Provided entries ::
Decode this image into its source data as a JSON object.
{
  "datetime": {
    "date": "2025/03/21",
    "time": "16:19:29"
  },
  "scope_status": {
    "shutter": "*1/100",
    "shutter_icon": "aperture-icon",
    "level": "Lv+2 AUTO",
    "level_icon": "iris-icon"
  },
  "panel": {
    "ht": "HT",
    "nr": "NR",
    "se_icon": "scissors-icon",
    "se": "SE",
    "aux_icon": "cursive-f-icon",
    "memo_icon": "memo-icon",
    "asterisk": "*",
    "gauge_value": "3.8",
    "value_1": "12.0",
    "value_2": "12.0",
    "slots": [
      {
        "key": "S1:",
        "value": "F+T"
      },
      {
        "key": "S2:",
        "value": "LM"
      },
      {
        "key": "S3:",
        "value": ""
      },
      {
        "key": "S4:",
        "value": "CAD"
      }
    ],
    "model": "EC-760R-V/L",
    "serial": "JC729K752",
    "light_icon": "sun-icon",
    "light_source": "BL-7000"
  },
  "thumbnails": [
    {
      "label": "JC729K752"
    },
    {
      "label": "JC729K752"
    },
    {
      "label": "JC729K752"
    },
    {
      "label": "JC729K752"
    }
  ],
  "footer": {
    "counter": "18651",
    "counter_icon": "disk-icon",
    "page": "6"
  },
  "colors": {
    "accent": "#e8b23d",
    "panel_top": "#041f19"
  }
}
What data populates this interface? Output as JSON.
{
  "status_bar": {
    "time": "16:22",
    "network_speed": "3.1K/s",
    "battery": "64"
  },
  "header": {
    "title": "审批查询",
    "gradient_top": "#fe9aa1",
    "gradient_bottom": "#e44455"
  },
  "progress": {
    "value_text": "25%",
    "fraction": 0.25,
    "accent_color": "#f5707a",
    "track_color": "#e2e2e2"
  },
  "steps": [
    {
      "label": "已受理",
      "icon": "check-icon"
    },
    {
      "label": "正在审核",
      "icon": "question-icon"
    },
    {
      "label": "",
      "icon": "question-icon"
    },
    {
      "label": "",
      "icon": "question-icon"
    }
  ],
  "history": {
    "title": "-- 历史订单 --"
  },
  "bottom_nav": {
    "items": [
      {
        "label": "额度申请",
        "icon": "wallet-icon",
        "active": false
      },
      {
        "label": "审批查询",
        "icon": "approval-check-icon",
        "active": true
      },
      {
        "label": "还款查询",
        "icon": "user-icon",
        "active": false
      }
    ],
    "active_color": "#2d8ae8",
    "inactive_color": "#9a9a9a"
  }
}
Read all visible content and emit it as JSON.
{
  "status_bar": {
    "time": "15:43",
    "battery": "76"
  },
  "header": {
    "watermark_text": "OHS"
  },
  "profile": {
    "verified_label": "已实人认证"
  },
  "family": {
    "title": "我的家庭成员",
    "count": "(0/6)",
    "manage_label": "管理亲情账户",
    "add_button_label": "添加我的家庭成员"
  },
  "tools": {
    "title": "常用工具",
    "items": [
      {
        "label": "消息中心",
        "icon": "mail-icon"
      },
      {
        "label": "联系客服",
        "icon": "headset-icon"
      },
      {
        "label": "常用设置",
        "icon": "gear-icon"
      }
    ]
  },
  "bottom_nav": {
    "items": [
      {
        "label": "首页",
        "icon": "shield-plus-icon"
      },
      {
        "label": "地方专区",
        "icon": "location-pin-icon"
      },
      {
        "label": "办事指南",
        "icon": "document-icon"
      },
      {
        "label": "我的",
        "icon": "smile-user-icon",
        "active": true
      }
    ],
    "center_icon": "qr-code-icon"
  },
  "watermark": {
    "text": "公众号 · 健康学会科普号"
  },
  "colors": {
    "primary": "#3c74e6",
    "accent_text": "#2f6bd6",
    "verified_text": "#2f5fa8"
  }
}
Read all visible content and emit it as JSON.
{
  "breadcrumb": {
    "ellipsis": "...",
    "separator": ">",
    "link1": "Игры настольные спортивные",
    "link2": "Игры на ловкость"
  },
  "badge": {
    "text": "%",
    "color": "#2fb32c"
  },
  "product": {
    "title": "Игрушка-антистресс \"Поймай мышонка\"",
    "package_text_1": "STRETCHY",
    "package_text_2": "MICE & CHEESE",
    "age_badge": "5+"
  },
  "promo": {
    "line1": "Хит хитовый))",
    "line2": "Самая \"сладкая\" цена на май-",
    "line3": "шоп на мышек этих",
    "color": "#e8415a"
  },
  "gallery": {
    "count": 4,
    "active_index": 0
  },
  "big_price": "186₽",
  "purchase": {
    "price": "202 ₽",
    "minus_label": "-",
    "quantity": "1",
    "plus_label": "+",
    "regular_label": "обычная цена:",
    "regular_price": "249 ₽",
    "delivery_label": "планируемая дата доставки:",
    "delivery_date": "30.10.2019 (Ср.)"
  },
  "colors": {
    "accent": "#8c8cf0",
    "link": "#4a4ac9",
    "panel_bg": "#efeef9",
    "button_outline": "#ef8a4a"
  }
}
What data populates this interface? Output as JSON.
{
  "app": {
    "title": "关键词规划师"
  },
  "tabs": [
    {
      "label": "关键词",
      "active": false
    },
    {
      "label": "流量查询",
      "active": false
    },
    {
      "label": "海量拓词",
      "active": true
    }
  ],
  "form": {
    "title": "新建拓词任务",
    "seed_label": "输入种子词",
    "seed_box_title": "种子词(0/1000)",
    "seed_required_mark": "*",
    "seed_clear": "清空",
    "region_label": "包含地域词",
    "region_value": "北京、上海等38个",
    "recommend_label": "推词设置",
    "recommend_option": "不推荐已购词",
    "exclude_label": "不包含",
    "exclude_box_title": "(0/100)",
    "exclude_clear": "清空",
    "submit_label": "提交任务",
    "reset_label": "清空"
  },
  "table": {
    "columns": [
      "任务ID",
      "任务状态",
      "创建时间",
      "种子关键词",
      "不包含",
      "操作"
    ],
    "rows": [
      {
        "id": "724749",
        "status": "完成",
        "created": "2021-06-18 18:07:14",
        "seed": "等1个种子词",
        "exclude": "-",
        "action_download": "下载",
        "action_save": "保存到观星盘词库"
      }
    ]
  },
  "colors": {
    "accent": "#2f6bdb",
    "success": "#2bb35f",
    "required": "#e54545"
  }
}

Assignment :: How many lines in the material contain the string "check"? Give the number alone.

Answer section :: 2